▶ ACTIVITY:
Extract verbatim every line from the one containing "Read all visible content and emit it as JSON." to the final line of the records below, inclusive, and exclude all pictures.

▶ STUDY MATERIAL:
--- START ---
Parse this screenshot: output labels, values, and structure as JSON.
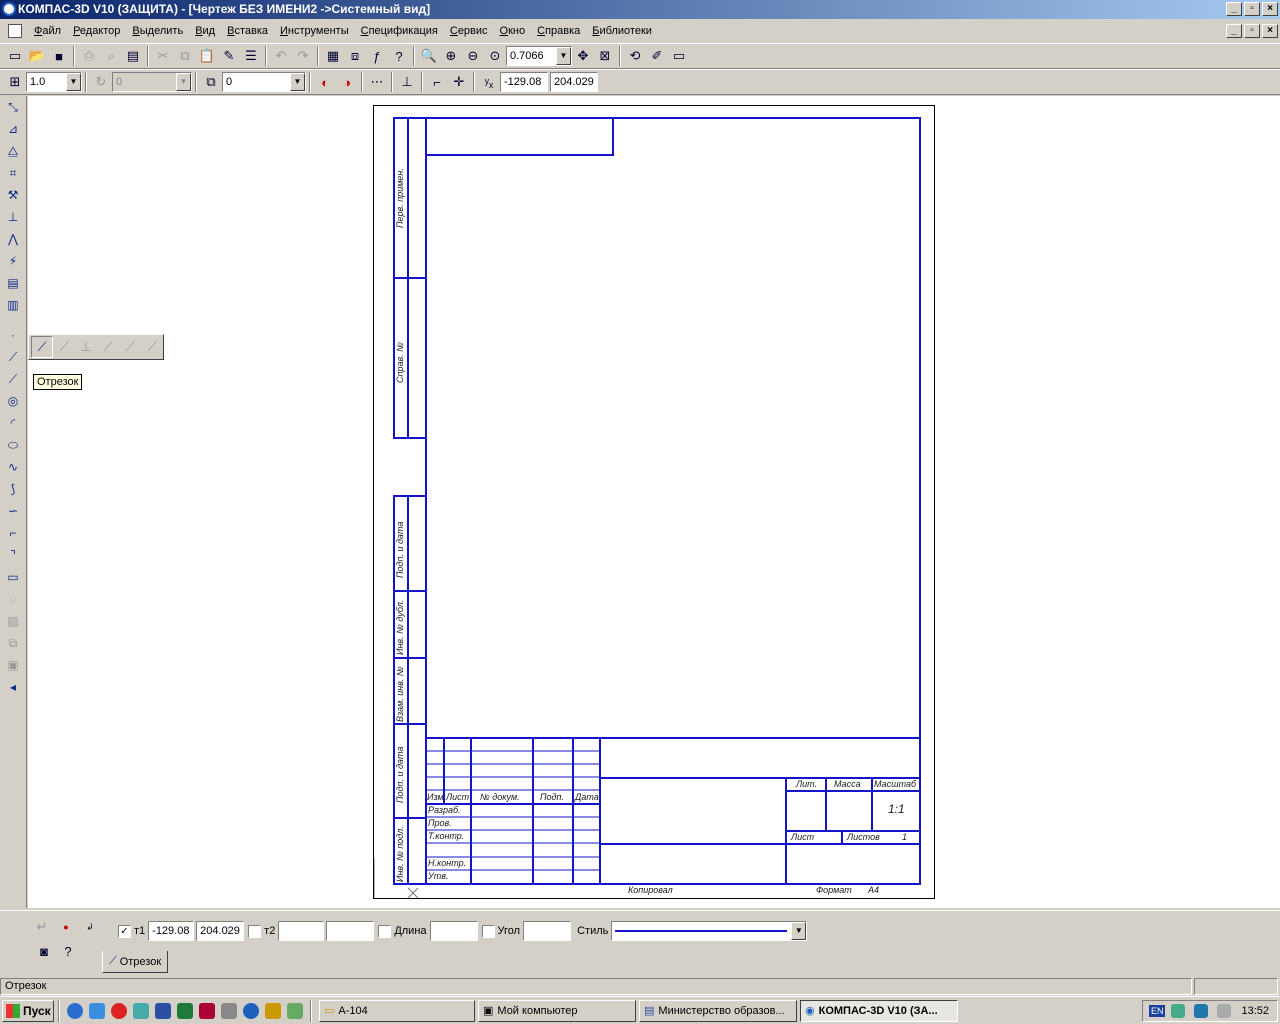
{
  "window": {
    "title": "КОМПАС-3D V10 (ЗАЩИТА) - [Чертеж БЕЗ ИМЕНИ2 ->Системный вид]",
    "min": "_",
    "max": "▫",
    "close": "×"
  },
  "menu": [
    "Файл",
    "Редактор",
    "Выделить",
    "Вид",
    "Вставка",
    "Инструменты",
    "Спецификация",
    "Сервис",
    "Окно",
    "Справка",
    "Библиотеки"
  ],
  "toolbar": {
    "zoom": "0.7066"
  },
  "toolbar2": {
    "scale": "1.0",
    "step_angle": "0",
    "layer": "0",
    "x": "-129.08",
    "y": "204.029"
  },
  "flyout": {
    "tooltip": "Отрезок"
  },
  "sheet": {
    "left_cols": [
      "Перв. примен.",
      "Справ. №",
      "Подп. и дата",
      "Инв. № дубл.",
      "Взам. инв. №",
      "Подп. и дата",
      "Инв. № подл."
    ],
    "table_header": [
      "Изм",
      "Лист",
      "№ докум.",
      "Подп.",
      "Дата"
    ],
    "table_rows": [
      "Разраб.",
      "Пров.",
      "Т.контр.",
      "",
      "Н.контр.",
      "Утв."
    ],
    "lit": "Лит.",
    "mass": "Масса",
    "scale_lbl": "Масштаб",
    "scale_val": "1:1",
    "sheet_lbl": "Лист",
    "sheets_lbl": "Листов",
    "sheets_val": "1",
    "copied": "Копировал",
    "format_lbl": "Формат",
    "format_val": "А4"
  },
  "props": {
    "t1_label": "т1",
    "t1_x": "-129.08",
    "t1_y": "204.029",
    "t2_label": "т2",
    "length_label": "Длина",
    "angle_label": "Угол",
    "style_label": "Стиль",
    "tab": "Отрезок"
  },
  "status": {
    "text": "Отрезок"
  },
  "taskbar": {
    "start": "Пуск",
    "tasks": [
      "А-104",
      "Мой компьютер",
      "Министерство образов...",
      "КОМПАС-3D V10 (ЗА..."
    ],
    "lang": "EN",
    "time": "13:52"
  }
}
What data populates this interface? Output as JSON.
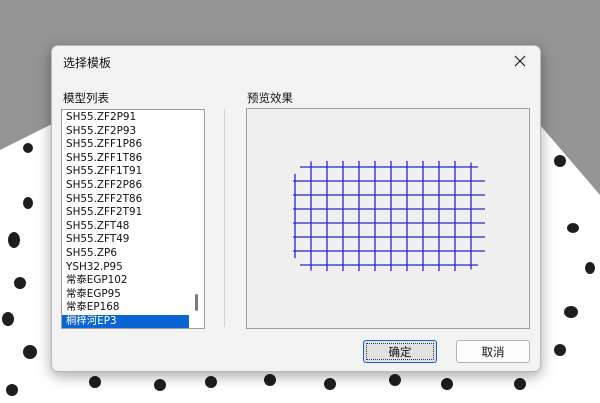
{
  "dialog": {
    "title": "选择模板",
    "close_icon": "close-icon"
  },
  "template_list": {
    "label": "模型列表",
    "items": [
      "SH55.ZF2P91",
      "SH55.ZF2P93",
      "SH55.ZFF1P86",
      "SH55.ZFF1T86",
      "SH55.ZFF1T91",
      "SH55.ZFF2P86",
      "SH55.ZFF2T86",
      "SH55.ZFF2T91",
      "SH55.ZFT48",
      "SH55.ZFT49",
      "SH55.ZP6",
      "YSH32.P95",
      "常泰EGP102",
      "常泰EGP95",
      "常泰EP168",
      "桐梓河EP3"
    ],
    "selected_index": 15
  },
  "preview": {
    "label": "预览效果",
    "grid_color": "#2828c8"
  },
  "buttons": {
    "ok_label": "确定",
    "cancel_label": "取消"
  },
  "colors": {
    "selection": "#0a64d2",
    "dialog_bg": "#f3f3f3"
  }
}
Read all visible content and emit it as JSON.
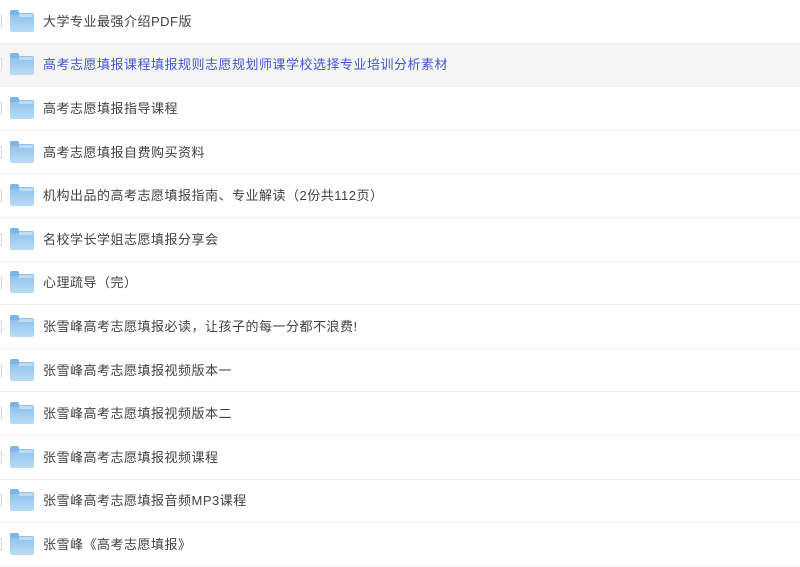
{
  "page": {
    "background": "#ffffff",
    "type": "cloud-drive-folder-listing"
  },
  "colors": {
    "link_blue": "#4257cf",
    "text_normal": "#424242",
    "row_highlight_bg": "#f5f5f5",
    "divider": "#f1f1f1",
    "folder_blue_top": "#8ec1ec",
    "folder_blue_bottom": "#b7dbf6",
    "checkbox_border": "#d9d9d9"
  },
  "icons": {
    "folder": "blue-folder-icon",
    "checkbox": "row-select-checkbox"
  },
  "list": {
    "selected_index": 1,
    "items": [
      {
        "label": "大学专业最强介绍PDF版"
      },
      {
        "label": "高考志愿填报课程填报规则志愿规划师课学校选择专业培训分析素材"
      },
      {
        "label": "高考志愿填报指导课程"
      },
      {
        "label": "高考志愿填报自费购买资料"
      },
      {
        "label": "机构出品的高考志愿填报指南、专业解读（2份共112页）"
      },
      {
        "label": "名校学长学姐志愿填报分享会"
      },
      {
        "label": "心理疏导（完）"
      },
      {
        "label": "张雪峰高考志愿填报必读，让孩子的每一分都不浪费!"
      },
      {
        "label": "张雪峰高考志愿填报视频版本一"
      },
      {
        "label": "张雪峰高考志愿填报视频版本二"
      },
      {
        "label": "张雪峰高考志愿填报视频课程"
      },
      {
        "label": "张雪峰高考志愿填报音频MP3课程"
      },
      {
        "label": "张雪峰《高考志愿填报》"
      }
    ]
  }
}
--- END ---
▶ EXERCISE SOLUTION:
Read all visible content and emit it as JSON.
{
  "page": {
    "background": "#ffffff",
    "type": "cloud-drive-folder-listing"
  },
  "colors": {
    "link_blue": "#4257cf",
    "text_normal": "#424242",
    "row_highlight_bg": "#f5f5f5",
    "divider": "#f1f1f1",
    "folder_blue_top": "#8ec1ec",
    "folder_blue_bottom": "#b7dbf6",
    "checkbox_border": "#d9d9d9"
  },
  "icons": {
    "folder": "blue-folder-icon",
    "checkbox": "row-select-checkbox"
  },
  "list": {
    "selected_index": 1,
    "items": [
      {
        "label": "大学专业最强介绍PDF版"
      },
      {
        "label": "高考志愿填报课程填报规则志愿规划师课学校选择专业培训分析素材"
      },
      {
        "label": "高考志愿填报指导课程"
      },
      {
        "label": "高考志愿填报自费购买资料"
      },
      {
        "label": "机构出品的高考志愿填报指南、专业解读（2份共112页）"
      },
      {
        "label": "名校学长学姐志愿填报分享会"
      },
      {
        "label": "心理疏导（完）"
      },
      {
        "label": "张雪峰高考志愿填报必读，让孩子的每一分都不浪费!"
      },
      {
        "label": "张雪峰高考志愿填报视频版本一"
      },
      {
        "label": "张雪峰高考志愿填报视频版本二"
      },
      {
        "label": "张雪峰高考志愿填报视频课程"
      },
      {
        "label": "张雪峰高考志愿填报音频MP3课程"
      },
      {
        "label": "张雪峰《高考志愿填报》"
      }
    ]
  }
}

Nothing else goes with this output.